For Cramer claims he believed the enemy agent’s objective was to destroy national morale by propaganda, and not to blow up war factories. Propaganda designed to cause disunity among adversaries is one of the older weapons known to warfare and, upon occasion, one of the most effective. No one can read this record without concluding that the defendant Cramer knew this. He is an intelligent, if misguided, man. He has a quick wit sharpened by considerable learning of its kind.
[Cramer] is widely read, and a student of history and philosophy, particularly Ranke and Nietzsche. He had been an officer of a pro-German organization, and his closest associate had been a zealous Nazi. He also had listened to German propagandists over the short wave. But, in any event, it is immaterial whether Cramer was acquainted with the efficacy of propaganda in modern warfare. Undoubtedly he knew that the German Government thought it efficacious. When he was shown consciously and voluntarily to have assisted this enemy program, his traitorous intent was then and there sufficiently proved.
Aid and Comfort to the Enemy
Although Douglas noted that Cramer met Thiel the first time without knowledge. He met with him again and again. Cramer then agreed to hide Thiel’s money. Additionally, he agreed to contact his former fiance. He knew that Thiel did not want his presence in New York known. And Douglas states each of these constitutes an act to aid Thiel.
Also, though Cramer did not know exactly what the plans were, he believed that Thiel was here on a secret mission for the German Reich with the object of injuring this nation. Lastly, he made all of these statements in open court.
In the end, Douglas claimed that acts, though innocent by nature, may serve a treasonous plan.
In a recent law review article, Paul T. Crane investigated the background to the Cramer case and if the opinion kills a treason charge.
On October 11, 2006, the federal government indicted Adam Gadahn, also known “Azzam the American,” on charges of treason. The indictment alleged that Gadahn, an American citizen, “knowingly adhered to an enemy of the United States, namely, al-Qaeda, and gave al-Qaeda aid and comfort, within the United States and elsewhere, with intent to betray the United States.” The evidence included several videotapes produced by al_Qaeda where he issued his support. However, Gadahn was not in United States custody at the time. But as Crane notes, the indictment marked the first time in over fifty years that the U.S. charged someone with treason. Not just Twitter treason either.

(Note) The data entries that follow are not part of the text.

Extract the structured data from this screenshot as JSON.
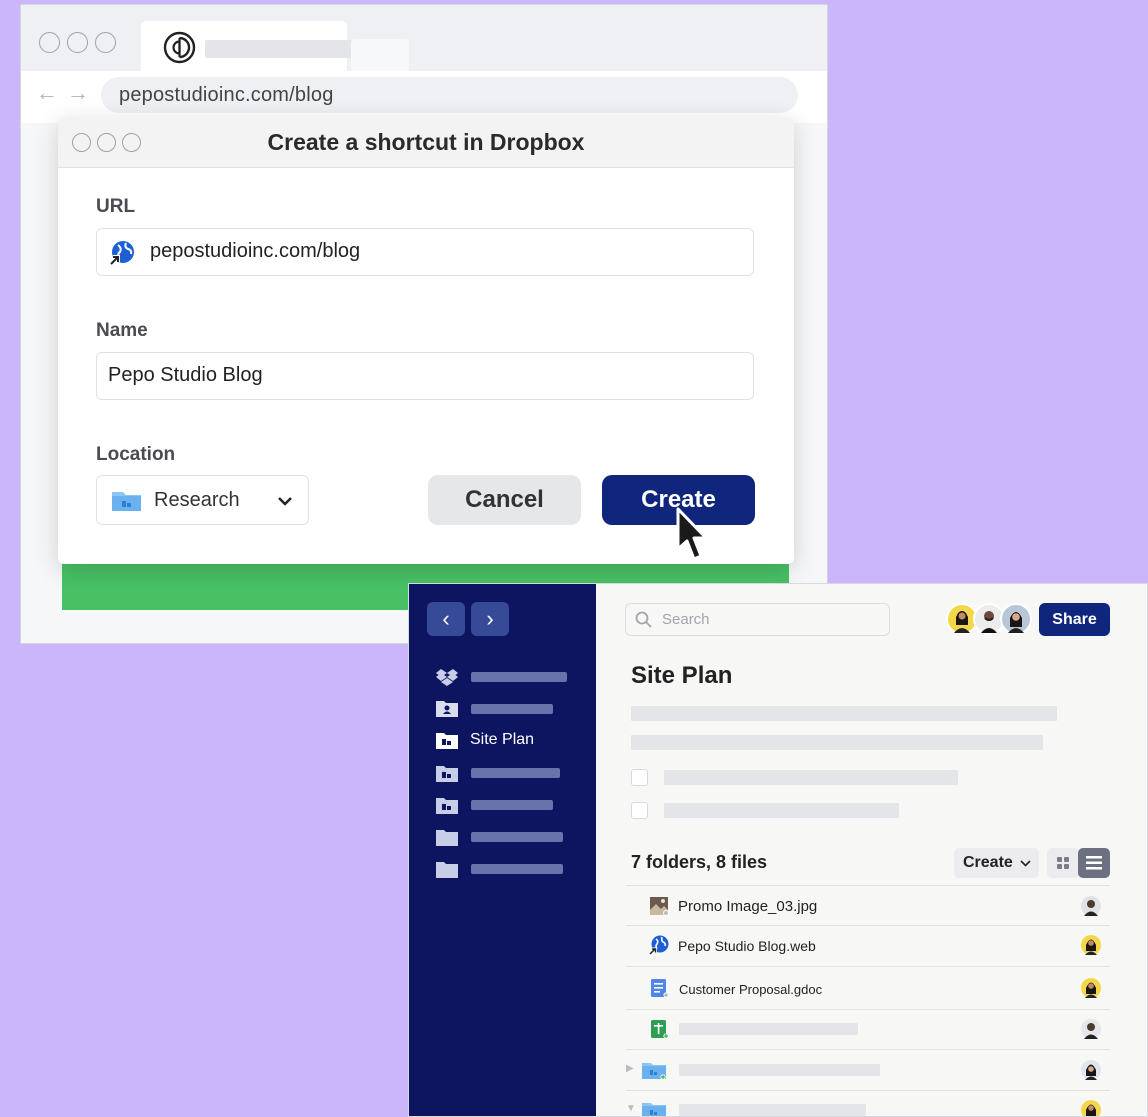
{
  "browser": {
    "address": "pepostudioinc.com/blog",
    "back_icon": "arrow-left-icon",
    "forward_icon": "arrow-right-icon"
  },
  "dialog": {
    "title": "Create a shortcut in Dropbox",
    "url_label": "URL",
    "url_value": "pepostudioinc.com/blog",
    "name_label": "Name",
    "name_value": "Pepo Studio Blog",
    "location_label": "Location",
    "location_value": "Research",
    "cancel_label": "Cancel",
    "create_label": "Create"
  },
  "app": {
    "search_placeholder": "Search",
    "share_label": "Share",
    "sidebar_active_label": "Site Plan",
    "page_title": "Site Plan",
    "summary": "7 folders, 8 files",
    "create_label": "Create",
    "files": [
      {
        "name": "Promo Image_03.jpg"
      },
      {
        "name": "Pepo Studio Blog.web"
      },
      {
        "name": "Customer Proposal.gdoc"
      }
    ]
  },
  "colors": {
    "background": "#cbb5fb",
    "brand_navy": "#0f267c",
    "sidebar": "#0d1560",
    "accent_green": "#48c164"
  }
}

But in the end, no trial occurred as a drone strike killed Gadahn in 2015.
Crane’s Analysis of Douglas’s Dissent in Cramer

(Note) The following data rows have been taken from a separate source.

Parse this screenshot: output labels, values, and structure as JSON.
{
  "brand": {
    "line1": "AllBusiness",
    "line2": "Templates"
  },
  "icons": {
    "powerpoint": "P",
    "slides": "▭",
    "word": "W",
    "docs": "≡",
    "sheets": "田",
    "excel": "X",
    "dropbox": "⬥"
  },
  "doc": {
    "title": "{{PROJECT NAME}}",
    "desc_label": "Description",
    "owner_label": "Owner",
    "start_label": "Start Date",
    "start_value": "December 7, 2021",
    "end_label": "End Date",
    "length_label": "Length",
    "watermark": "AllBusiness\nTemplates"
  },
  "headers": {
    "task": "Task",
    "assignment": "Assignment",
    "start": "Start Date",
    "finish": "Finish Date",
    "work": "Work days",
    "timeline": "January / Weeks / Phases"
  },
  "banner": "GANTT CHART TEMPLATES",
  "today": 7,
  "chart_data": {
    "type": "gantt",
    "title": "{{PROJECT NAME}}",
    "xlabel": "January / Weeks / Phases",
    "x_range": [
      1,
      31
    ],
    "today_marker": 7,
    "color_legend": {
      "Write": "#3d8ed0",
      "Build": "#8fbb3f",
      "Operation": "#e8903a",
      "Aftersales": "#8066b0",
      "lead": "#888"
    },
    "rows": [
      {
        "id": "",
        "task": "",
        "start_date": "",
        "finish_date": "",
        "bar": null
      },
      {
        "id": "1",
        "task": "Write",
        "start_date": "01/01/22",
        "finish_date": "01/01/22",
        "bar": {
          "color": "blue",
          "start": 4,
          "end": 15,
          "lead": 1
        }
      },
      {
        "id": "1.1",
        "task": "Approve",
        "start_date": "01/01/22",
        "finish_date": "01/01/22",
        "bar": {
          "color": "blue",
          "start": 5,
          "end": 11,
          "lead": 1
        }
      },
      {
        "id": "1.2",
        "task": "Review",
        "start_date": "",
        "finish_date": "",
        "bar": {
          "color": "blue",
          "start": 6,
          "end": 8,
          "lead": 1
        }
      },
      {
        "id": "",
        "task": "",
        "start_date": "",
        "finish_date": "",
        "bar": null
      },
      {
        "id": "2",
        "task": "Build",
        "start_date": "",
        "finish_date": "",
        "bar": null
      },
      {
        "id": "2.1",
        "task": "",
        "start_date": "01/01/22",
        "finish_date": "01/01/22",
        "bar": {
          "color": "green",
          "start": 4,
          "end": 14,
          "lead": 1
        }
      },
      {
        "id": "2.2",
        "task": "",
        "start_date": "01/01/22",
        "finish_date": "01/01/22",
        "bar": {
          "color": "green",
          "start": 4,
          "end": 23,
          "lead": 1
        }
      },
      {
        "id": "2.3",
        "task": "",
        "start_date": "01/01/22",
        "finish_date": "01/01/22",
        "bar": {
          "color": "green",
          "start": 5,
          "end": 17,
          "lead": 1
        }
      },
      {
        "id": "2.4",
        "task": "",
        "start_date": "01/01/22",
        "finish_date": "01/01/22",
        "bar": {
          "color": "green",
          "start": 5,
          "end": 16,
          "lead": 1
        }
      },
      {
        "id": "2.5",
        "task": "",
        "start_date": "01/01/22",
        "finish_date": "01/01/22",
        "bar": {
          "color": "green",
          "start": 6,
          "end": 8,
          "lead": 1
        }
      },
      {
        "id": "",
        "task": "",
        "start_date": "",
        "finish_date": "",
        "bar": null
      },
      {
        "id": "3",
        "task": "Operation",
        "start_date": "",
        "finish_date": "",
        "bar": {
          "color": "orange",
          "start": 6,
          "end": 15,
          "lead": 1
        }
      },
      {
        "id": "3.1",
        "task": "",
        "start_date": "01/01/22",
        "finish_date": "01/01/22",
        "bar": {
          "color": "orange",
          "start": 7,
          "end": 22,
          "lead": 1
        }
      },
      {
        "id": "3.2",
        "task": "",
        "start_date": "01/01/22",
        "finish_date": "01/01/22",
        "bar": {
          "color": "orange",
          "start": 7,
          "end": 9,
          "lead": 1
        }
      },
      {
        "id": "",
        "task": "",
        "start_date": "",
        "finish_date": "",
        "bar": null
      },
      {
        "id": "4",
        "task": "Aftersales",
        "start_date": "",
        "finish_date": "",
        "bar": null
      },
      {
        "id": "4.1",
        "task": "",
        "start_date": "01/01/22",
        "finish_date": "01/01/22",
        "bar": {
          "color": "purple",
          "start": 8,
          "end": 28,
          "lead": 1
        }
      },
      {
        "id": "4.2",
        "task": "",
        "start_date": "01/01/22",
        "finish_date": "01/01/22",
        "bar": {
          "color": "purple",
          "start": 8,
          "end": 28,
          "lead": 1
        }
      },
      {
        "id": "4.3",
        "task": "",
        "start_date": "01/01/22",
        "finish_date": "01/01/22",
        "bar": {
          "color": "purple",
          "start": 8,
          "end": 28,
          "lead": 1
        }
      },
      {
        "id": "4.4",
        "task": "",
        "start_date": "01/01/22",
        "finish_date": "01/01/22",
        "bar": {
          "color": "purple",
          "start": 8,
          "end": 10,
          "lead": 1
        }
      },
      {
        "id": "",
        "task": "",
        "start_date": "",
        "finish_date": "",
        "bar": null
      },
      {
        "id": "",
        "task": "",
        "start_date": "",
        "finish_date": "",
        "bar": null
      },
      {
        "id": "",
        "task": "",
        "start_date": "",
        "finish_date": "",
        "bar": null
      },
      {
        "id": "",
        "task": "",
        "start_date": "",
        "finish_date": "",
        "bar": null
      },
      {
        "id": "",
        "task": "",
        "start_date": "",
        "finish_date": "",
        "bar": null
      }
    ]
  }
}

The law review article by Paul T. Crane paints an amazing portrait of how the Supreme Court debated and wrote up the opinions of this case that most people have never heard of. It goes into all of the politics and rationales. But at the end of the day, this blog centers on the writings of Justice Douglas. And I’ll be blunt – this opinion strikes me as a little odd. Douglas generally stands for the fact that people should have freedom to say and associate as they please. He stood up for many different minority groups, including Communists. Douglas spent a lot of time thinking about the case of the Rosenbergs. So how did he find the actions of this German man who seemed to stumble into a treasonous plot?
Crane writes that in a previous decision (Dennis v. United States), the Court affirmed the conviction of eleven Communist Party leaders were convicted of advocating the violent overthrow of the US government and for the violation of several points of the Smith Act. The Smith Act prohibited individuals from advocating the overthrow of the government by force. Justice Douglas dissented because he was troubled by the lack of an overt act requirement in the Smith Act. Douglas compared the Smith Act to treason and pointed out that treason required overt acts and an evolution of a plot. In other words, it needed more than intent – it needed that act. With Cramer, he just wanted that clarity.